[Task to carry out]: Copy out the data exactly, leaving the pictures behind.

[Website and app data records]
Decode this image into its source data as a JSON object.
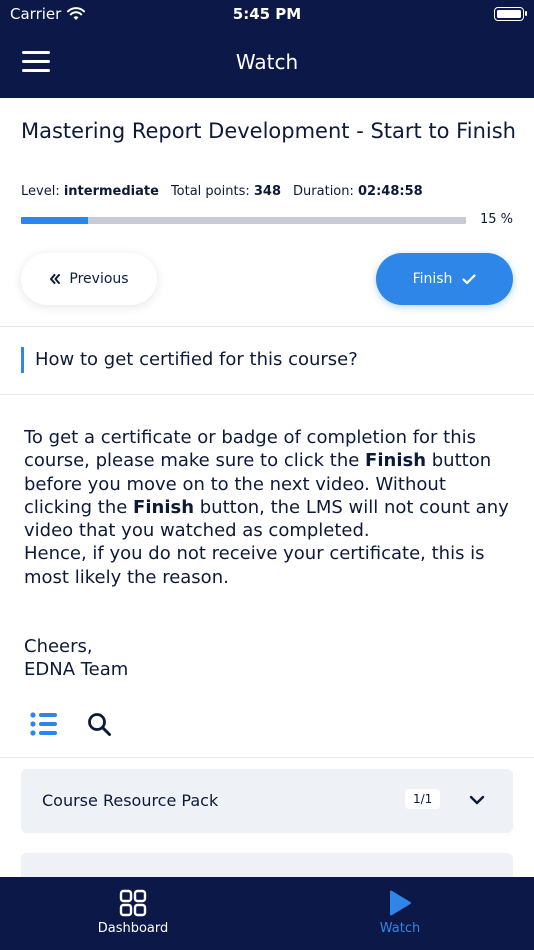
{
  "status_bar": {
    "carrier": "Carrier",
    "time": "5:45 PM"
  },
  "nav": {
    "title": "Watch",
    "menu_icon": "hamburger-icon"
  },
  "course": {
    "title": "Mastering Report Development - Start to Finish",
    "level_label": "Level:",
    "level_value": "intermediate",
    "points_label": "Total points:",
    "points_value": "348",
    "duration_label": "Duration:",
    "duration_value": "02:48:58",
    "progress_percent": 15,
    "progress_label": "15 %"
  },
  "buttons": {
    "previous": "Previous",
    "finish": "Finish"
  },
  "lesson": {
    "heading": "How to get certified for this course?",
    "para1_a": "To get a certificate or badge of completion for this course, please make sure to click the ",
    "para1_bold1": "Finish",
    "para1_b": " button before you move on to the next video. Without clicking the ",
    "para1_bold2": "Finish",
    "para1_c": " button, the LMS will not count any video that you watched as completed.",
    "para2": "Hence, if you do not receive your certificate, this is most likely the reason.",
    "sign1": "Cheers,",
    "sign2": "EDNA Team"
  },
  "toolbar": {
    "list_icon": "list-icon",
    "search_icon": "search-icon"
  },
  "resources": [
    {
      "title": "Course Resource Pack",
      "count": "1/1"
    }
  ],
  "tabs": [
    {
      "label": "Dashboard",
      "icon": "grid-icon",
      "active": false
    },
    {
      "label": "Watch",
      "icon": "play-icon",
      "active": true
    }
  ],
  "colors": {
    "navy": "#0b1848",
    "accent": "#2e86e8",
    "card": "#eef1f5",
    "text": "#0c1a3a"
  }
}
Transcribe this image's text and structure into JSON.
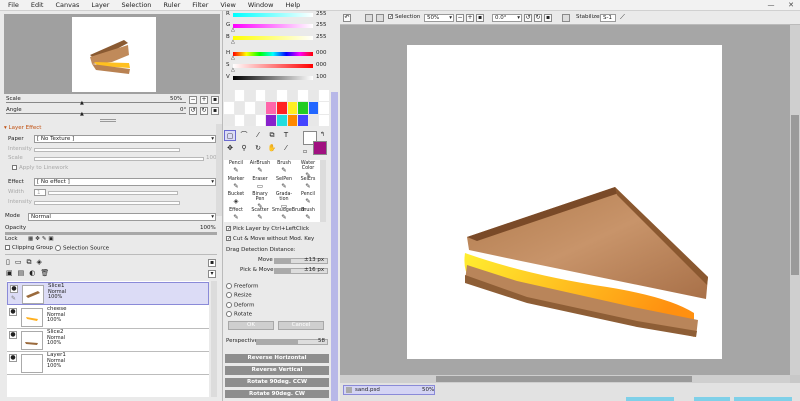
{
  "menu": [
    "File",
    "Edit",
    "Canvas",
    "Layer",
    "Selection",
    "Ruler",
    "Filter",
    "View",
    "Window",
    "Help"
  ],
  "window_controls": {
    "minimize": "—",
    "close": "✕"
  },
  "navigator": {
    "scale_label": "Scale",
    "scale_value": "50%",
    "angle_label": "Angle",
    "angle_value": "0°"
  },
  "layer_effect": {
    "header": "Layer Effect",
    "paper_label": "Paper",
    "paper_value": "[ No Texture ]",
    "intensity_label": "Intensity",
    "scale_label": "Scale",
    "scale_pct": "100%",
    "apply_label": "Apply to Linework",
    "effect_label": "Effect",
    "effect_value": "[ No effect ]",
    "width_label": "Width",
    "width_value": "1",
    "intensity2_label": "Intensity"
  },
  "layer_props": {
    "mode_label": "Mode",
    "mode_value": "Normal",
    "opacity_label": "Opacity",
    "opacity_value": "100%",
    "lock_label": "Lock",
    "clipping_label": "Clipping Group",
    "selection_source_label": "Selection Source"
  },
  "layers": [
    {
      "name": "Slice1",
      "mode": "Normal",
      "opacity": "100%",
      "selected": true
    },
    {
      "name": "cheese",
      "mode": "Normal",
      "opacity": "100%",
      "selected": false
    },
    {
      "name": "Slice2",
      "mode": "Normal",
      "opacity": "100%",
      "selected": false
    },
    {
      "name": "Layer1",
      "mode": "Normal",
      "opacity": "100%",
      "selected": false
    }
  ],
  "color": {
    "r_label": "R",
    "r_value": "255",
    "g_label": "G",
    "g_value": "255",
    "b_label": "B",
    "b_value": "255",
    "h_label": "H",
    "h_value": "000",
    "s_label": "S",
    "s_value": "000",
    "v_label": "V",
    "v_value": "100",
    "primary": "#ffffff",
    "secondary": "#a01080"
  },
  "swatches": [
    "#e8e8e8",
    "#ffffff",
    "#e8e8e8",
    "#ffffff",
    "#e8e8e8",
    "#ffffff",
    "#e8e8e8",
    "#ffffff",
    "#e8e8e8",
    "#ffffff",
    "#ffffff",
    "#e8e8e8",
    "#ffffff",
    "#e8e8e8",
    "#ff66aa",
    "#ff2222",
    "#ffee22",
    "#22cc22",
    "#2266ff",
    "#ffffff",
    "#e8e8e8",
    "#ffffff",
    "#e8e8e8",
    "#ffffff",
    "#8822cc",
    "#22dddd",
    "#ff8800",
    "#4444ff",
    "#e8e8e8",
    "#ffffff"
  ],
  "tools": {
    "selection": [
      {
        "name": "marquee-icon",
        "glyph": "▢"
      },
      {
        "name": "lasso-icon",
        "glyph": "⌒"
      },
      {
        "name": "magic-wand-icon",
        "glyph": "⁄"
      },
      {
        "name": "move-icon",
        "glyph": "⧉"
      },
      {
        "name": "text-tool-icon",
        "glyph": "T"
      }
    ],
    "view": [
      {
        "name": "move-arrows-icon",
        "glyph": "✥"
      },
      {
        "name": "zoom-icon",
        "glyph": "⚲"
      },
      {
        "name": "rotate-icon",
        "glyph": "↻"
      },
      {
        "name": "hand-icon",
        "glyph": "✋"
      },
      {
        "name": "eyedropper-icon",
        "glyph": "⁄"
      }
    ]
  },
  "brushes": [
    {
      "name": "Pencil",
      "glyph": "✎"
    },
    {
      "name": "AirBrush",
      "glyph": "✎"
    },
    {
      "name": "Brush",
      "glyph": "✎"
    },
    {
      "name": "Water Color",
      "glyph": "✎"
    },
    {
      "name": "Marker",
      "glyph": "✎"
    },
    {
      "name": "Eraser",
      "glyph": "▭"
    },
    {
      "name": "SelPen",
      "glyph": "✎"
    },
    {
      "name": "SelErs",
      "glyph": "✎"
    },
    {
      "name": "Bucket",
      "glyph": "◈"
    },
    {
      "name": "Binary Pen",
      "glyph": "✎"
    },
    {
      "name": "Grada- tion",
      "glyph": "▭"
    },
    {
      "name": "Pencil",
      "glyph": "✎"
    },
    {
      "name": "Effect",
      "glyph": "✎"
    },
    {
      "name": "Scatter",
      "glyph": "✎"
    },
    {
      "name": "SmudgeBrush",
      "glyph": "✎"
    },
    {
      "name": "Brush",
      "glyph": "✎"
    }
  ],
  "selection_opts": {
    "pick_layer": "Pick Layer by Ctrl+LeftClick",
    "cut_move": "Cut & Move without Mod. Key",
    "drag_label": "Drag Detection Distance:",
    "move_label": "Move",
    "move_value": "±13 px",
    "pick_move_label": "Pick & Move",
    "pick_move_value": "±16 px",
    "modes": [
      "Freeform",
      "Resize",
      "Deform",
      "Rotate"
    ],
    "ok": "OK",
    "cancel": "Cancel",
    "perspective_label": "Perspective",
    "perspective_value": "58",
    "actions": [
      "Reverse Horizontal",
      "Reverse Vertical",
      "Rotate 90deg. CCW",
      "Rotate 90deg. CW"
    ]
  },
  "toolbar": {
    "selection_label": "Selection",
    "zoom_value": "50%",
    "rotation_value": "0.0°",
    "stabilizer_label": "Stabilizer",
    "stabilizer_value": "S-1"
  },
  "status": {
    "filename": "sand.psd",
    "zoom": "50%"
  }
}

[Solution]:
Decode this image into its source data as a JSON object.
{
  "status_bar": {
    "carrier": "Carrier",
    "time": "5:45 PM"
  },
  "nav": {
    "title": "Watch",
    "menu_icon": "hamburger-icon"
  },
  "course": {
    "title": "Mastering Report Development - Start to Finish",
    "level_label": "Level:",
    "level_value": "intermediate",
    "points_label": "Total points:",
    "points_value": "348",
    "duration_label": "Duration:",
    "duration_value": "02:48:58",
    "progress_percent": 15,
    "progress_label": "15 %"
  },
  "buttons": {
    "previous": "Previous",
    "finish": "Finish"
  },
  "lesson": {
    "heading": "How to get certified for this course?",
    "para1_a": "To get a certificate or badge of completion for this course, please make sure to click the ",
    "para1_bold1": "Finish",
    "para1_b": " button before you move on to the next video. Without clicking the ",
    "para1_bold2": "Finish",
    "para1_c": " button, the LMS will not count any video that you watched as completed.",
    "para2": "Hence, if you do not receive your certificate, this is most likely the reason.",
    "sign1": "Cheers,",
    "sign2": "EDNA Team"
  },
  "toolbar": {
    "list_icon": "list-icon",
    "search_icon": "search-icon"
  },
  "resources": [
    {
      "title": "Course Resource Pack",
      "count": "1/1"
    }
  ],
  "tabs": [
    {
      "label": "Dashboard",
      "icon": "grid-icon",
      "active": false
    },
    {
      "label": "Watch",
      "icon": "play-icon",
      "active": true
    }
  ],
  "colors": {
    "navy": "#0b1848",
    "accent": "#2e86e8",
    "card": "#eef1f5",
    "text": "#0c1a3a"
  }
}
Transcribe this image's text and structure into JSON.
{
  "menu": [
    "File",
    "Edit",
    "Canvas",
    "Layer",
    "Selection",
    "Ruler",
    "Filter",
    "View",
    "Window",
    "Help"
  ],
  "window_controls": {
    "minimize": "—",
    "close": "✕"
  },
  "navigator": {
    "scale_label": "Scale",
    "scale_value": "50%",
    "angle_label": "Angle",
    "angle_value": "0°"
  },
  "layer_effect": {
    "header": "Layer Effect",
    "paper_label": "Paper",
    "paper_value": "[ No Texture ]",
    "intensity_label": "Intensity",
    "scale_label": "Scale",
    "scale_pct": "100%",
    "apply_label": "Apply to Linework",
    "effect_label": "Effect",
    "effect_value": "[ No effect ]",
    "width_label": "Width",
    "width_value": "1",
    "intensity2_label": "Intensity"
  },
  "layer_props": {
    "mode_label": "Mode",
    "mode_value": "Normal",
    "opacity_label": "Opacity",
    "opacity_value": "100%",
    "lock_label": "Lock",
    "clipping_label": "Clipping Group",
    "selection_source_label": "Selection Source"
  },
  "layers": [
    {
      "name": "Slice1",
      "mode": "Normal",
      "opacity": "100%",
      "selected": true
    },
    {
      "name": "cheese",
      "mode": "Normal",
      "opacity": "100%",
      "selected": false
    },
    {
      "name": "Slice2",
      "mode": "Normal",
      "opacity": "100%",
      "selected": false
    },
    {
      "name": "Layer1",
      "mode": "Normal",
      "opacity": "100%",
      "selected": false
    }
  ],
  "color": {
    "r_label": "R",
    "r_value": "255",
    "g_label": "G",
    "g_value": "255",
    "b_label": "B",
    "b_value": "255",
    "h_label": "H",
    "h_value": "000",
    "s_label": "S",
    "s_value": "000",
    "v_label": "V",
    "v_value": "100",
    "primary": "#ffffff",
    "secondary": "#a01080"
  },
  "swatches": [
    "#e8e8e8",
    "#ffffff",
    "#e8e8e8",
    "#ffffff",
    "#e8e8e8",
    "#ffffff",
    "#e8e8e8",
    "#ffffff",
    "#e8e8e8",
    "#ffffff",
    "#ffffff",
    "#e8e8e8",
    "#ffffff",
    "#e8e8e8",
    "#ff66aa",
    "#ff2222",
    "#ffee22",
    "#22cc22",
    "#2266ff",
    "#ffffff",
    "#e8e8e8",
    "#ffffff",
    "#e8e8e8",
    "#ffffff",
    "#8822cc",
    "#22dddd",
    "#ff8800",
    "#4444ff",
    "#e8e8e8",
    "#ffffff"
  ],
  "tools": {
    "selection": [
      {
        "name": "marquee-icon",
        "glyph": "▢"
      },
      {
        "name": "lasso-icon",
        "glyph": "⌒"
      },
      {
        "name": "magic-wand-icon",
        "glyph": "⁄"
      },
      {
        "name": "move-icon",
        "glyph": "⧉"
      },
      {
        "name": "text-tool-icon",
        "glyph": "T"
      }
    ],
    "view": [
      {
        "name": "move-arrows-icon",
        "glyph": "✥"
      },
      {
        "name": "zoom-icon",
        "glyph": "⚲"
      },
      {
        "name": "rotate-icon",
        "glyph": "↻"
      },
      {
        "name": "hand-icon",
        "glyph": "✋"
      },
      {
        "name": "eyedropper-icon",
        "glyph": "⁄"
      }
    ]
  },
  "brushes": [
    {
      "name": "Pencil",
      "glyph": "✎"
    },
    {
      "name": "AirBrush",
      "glyph": "✎"
    },
    {
      "name": "Brush",
      "glyph": "✎"
    },
    {
      "name": "Water Color",
      "glyph": "✎"
    },
    {
      "name": "Marker",
      "glyph": "✎"
    },
    {
      "name": "Eraser",
      "glyph": "▭"
    },
    {
      "name": "SelPen",
      "glyph": "✎"
    },
    {
      "name": "SelErs",
      "glyph": "✎"
    },
    {
      "name": "Bucket",
      "glyph": "◈"
    },
    {
      "name": "Binary Pen",
      "glyph": "✎"
    },
    {
      "name": "Grada- tion",
      "glyph": "▭"
    },
    {
      "name": "Pencil",
      "glyph": "✎"
    },
    {
      "name": "Effect",
      "glyph": "✎"
    },
    {
      "name": "Scatter",
      "glyph": "✎"
    },
    {
      "name": "SmudgeBrush",
      "glyph": "✎"
    },
    {
      "name": "Brush",
      "glyph": "✎"
    }
  ],
  "selection_opts": {
    "pick_layer": "Pick Layer by Ctrl+LeftClick",
    "cut_move": "Cut & Move without Mod. Key",
    "drag_label": "Drag Detection Distance:",
    "move_label": "Move",
    "move_value": "±13 px",
    "pick_move_label": "Pick & Move",
    "pick_move_value": "±16 px",
    "modes": [
      "Freeform",
      "Resize",
      "Deform",
      "Rotate"
    ],
    "ok": "OK",
    "cancel": "Cancel",
    "perspective_label": "Perspective",
    "perspective_value": "58",
    "actions": [
      "Reverse Horizontal",
      "Reverse Vertical",
      "Rotate 90deg. CCW",
      "Rotate 90deg. CW"
    ]
  },
  "toolbar": {
    "selection_label": "Selection",
    "zoom_value": "50%",
    "rotation_value": "0.0°",
    "stabilizer_label": "Stabilizer",
    "stabilizer_value": "S-1"
  },
  "status": {
    "filename": "sand.psd",
    "zoom": "50%"
  }
}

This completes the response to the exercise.